CLEVELAND — Thursday marked another record-breaking day for coronavirus cases in Ohio — 7,101 — with a near-record 268 COVID-related hospitalizations.
“At the rate we’re going, this is not sustainable,” Governor Mike DeWine said at the Thursday news conference. While it’s impacting all of Ohio’s 88 counties, it’s most troubling in the rural counties that are seeing the highest rate of spread.
"There are some hospitals that are at capacity when it comes to what they've allocated for COVID-specific treatments,” said John Palmer of the Ohio Hospital Association. “So what they're doing is some of them are making adjustments to convert other areas of the hospital or the facility to take on more COVID."

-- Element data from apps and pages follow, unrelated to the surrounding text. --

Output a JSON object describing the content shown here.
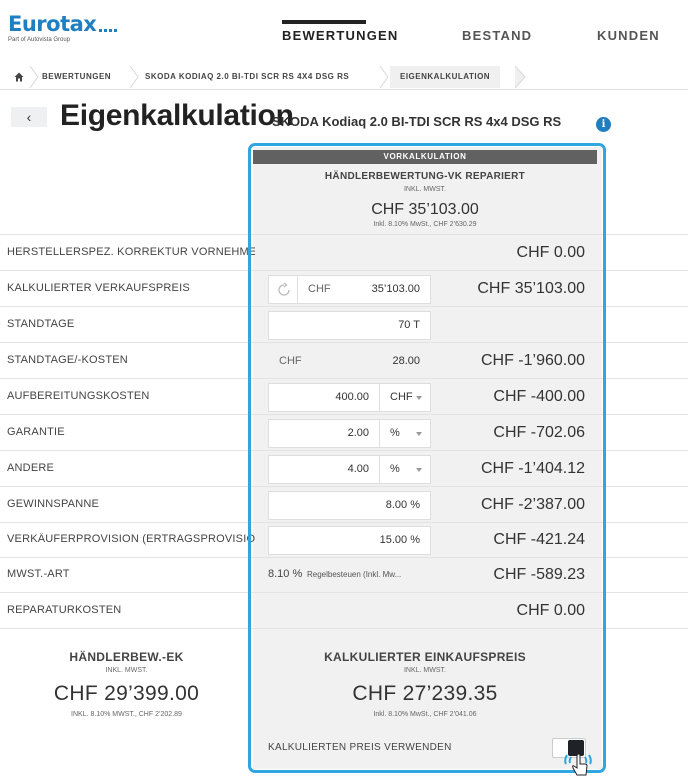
{
  "header": {
    "logo_text": "Eurotax",
    "logo_sub": "Part of Autovista Group",
    "nav": [
      {
        "label": "BEWERTUNGEN",
        "active": true
      },
      {
        "label": "BESTAND",
        "active": false
      },
      {
        "label": "KUNDEN",
        "active": false
      }
    ]
  },
  "breadcrumb": [
    "BEWERTUNGEN",
    "SKODA KODIAQ 2.0 BI-TDI SCR RS 4X4 DSG RS",
    "EIGENKALKULATION"
  ],
  "title": {
    "main": "Eigenkalkulation",
    "sub": "SKODA Kodiaq 2.0 BI-TDI SCR RS 4x4 DSG RS",
    "back": "‹",
    "info": "i"
  },
  "column": {
    "header": "VORKALKULATION",
    "hb_title": "HÄNDLERBEWERTUNG-VK REPARIERT",
    "hb_sub": "INKL. MWST.",
    "hb_value": "CHF 35’103.00",
    "hb_note": "Inkl. 8.10% MwSt., CHF 2’630.29"
  },
  "rows": [
    {
      "label": "HERSTELLERSPEZ. KORREKTUR VORNEHMEN",
      "value": "CHF 0.00"
    },
    {
      "label": "KALKULIERTER VERKAUFSPREIS",
      "input_cur": "CHF",
      "input_val": "35’103.00",
      "value": "CHF 35’103.00"
    },
    {
      "label": "STANDTAGE",
      "input_val": "70 T",
      "value": ""
    },
    {
      "label": "STANDTAGE/-KOSTEN",
      "input_cur": "CHF",
      "input_val": "28.00",
      "value": "CHF -1’960.00"
    },
    {
      "label": "AUFBEREITUNGSKOSTEN",
      "input_val": "400.00",
      "select": "CHF",
      "value": "CHF -400.00"
    },
    {
      "label": "GARANTIE",
      "input_val": "2.00",
      "select": "%",
      "value": "CHF -702.06"
    },
    {
      "label": "ANDERE",
      "input_val": "4.00",
      "select": "%",
      "value": "CHF -1’404.12"
    },
    {
      "label": "GEWINNSPANNE",
      "input_val": "8.00 %",
      "value": "CHF -2’387.00"
    },
    {
      "label": "VERKÄUFERPROVISION (ERTRAGSPROVISION)",
      "input_val": "15.00 %",
      "value": "CHF -421.24"
    },
    {
      "label": "MWST.-ART",
      "mwst_pct": "8.10 %",
      "mwst_text": "Regelbesteuen (Inkl. Mw...",
      "value": "CHF -589.23"
    },
    {
      "label": "REPARATURKOSTEN",
      "value": "CHF 0.00"
    }
  ],
  "summary_left": {
    "title": "HÄNDLERBEW.-EK",
    "sub": "INKL. MWST.",
    "value": "CHF 29’399.00",
    "note": "INKL. 8.10% MWST., CHF 2’202.89"
  },
  "summary_right": {
    "title": "KALKULIERTER EINKAUFSPREIS",
    "sub": "INKL. MWST.",
    "value": "CHF 27’239.35",
    "note": "Inkl. 8.10% MwSt., CHF 2’041.06",
    "toggle_label": "KALKULIERTEN PREIS VERWENDEN",
    "toggle_on": true
  },
  "colors": {
    "accent": "#1f7fc0",
    "highlight_border": "#2fa6df",
    "column_bg": "#f1f1f1",
    "column_header": "#616161"
  },
  "icons": [
    "home-icon",
    "info-icon",
    "reset-icon",
    "chevron-left-icon",
    "caret-down-icon",
    "hand-cursor-icon"
  ]
}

The Ohio Hospital Association is in constant communication with its member hospitals who are in constant communication with others in their region. Ohio is broken up into eight of them, should patients need to be diverted if they're reaching capacity.
"We saw a lot of that activity early in the spring when there were some surges happening around the prisons, prison system in the state and in the nursing homes,” Palmer said. “We saw that type of coordination happening to make sure that patients got to facilities that were able to take them."
To put the rural numbers in perspective, the state's list of the counties with the highest rate of occurrence last week showed, of the top 12, only 1, Allen County, had a population greater than 50,000. Two more — Miami and Lake — joined the list Thursday. Number one though is Putnam County, just west of Findlay. The 429 cases they've seen over a two-week period is small compared to Cuyahoga County's 4,744, but their population is a fraction Cuyahoga's. The 429 cases are equal to 1.2 percent of all of their residents getting COVID in just a two-week period. That same percentage, if it was in Cuyahoga County, would equal more than 15,561 new cases.
The issue going forward isn't beds or ventilators that can be added, it's the nurses and doctors. In the spring, Ohio sent health care workers to other states, but if we needed the favor returned, they're not in a position to do so.
“Frankly a lot of states are in worse situations than what we are and they're struggling as well too,” Palmer said. “That might not be as feasible because we find ourselves battling this as a country even more aggressively in a different area.”
All of this continues to take a financial toll on Ohio hospitals as well, Palmer said. “Hospitals are still losing about $6 million a day. We're over about $4 billion in losses from this pandemic, but we have received some CARES Act funding, which has helped offset those losses.”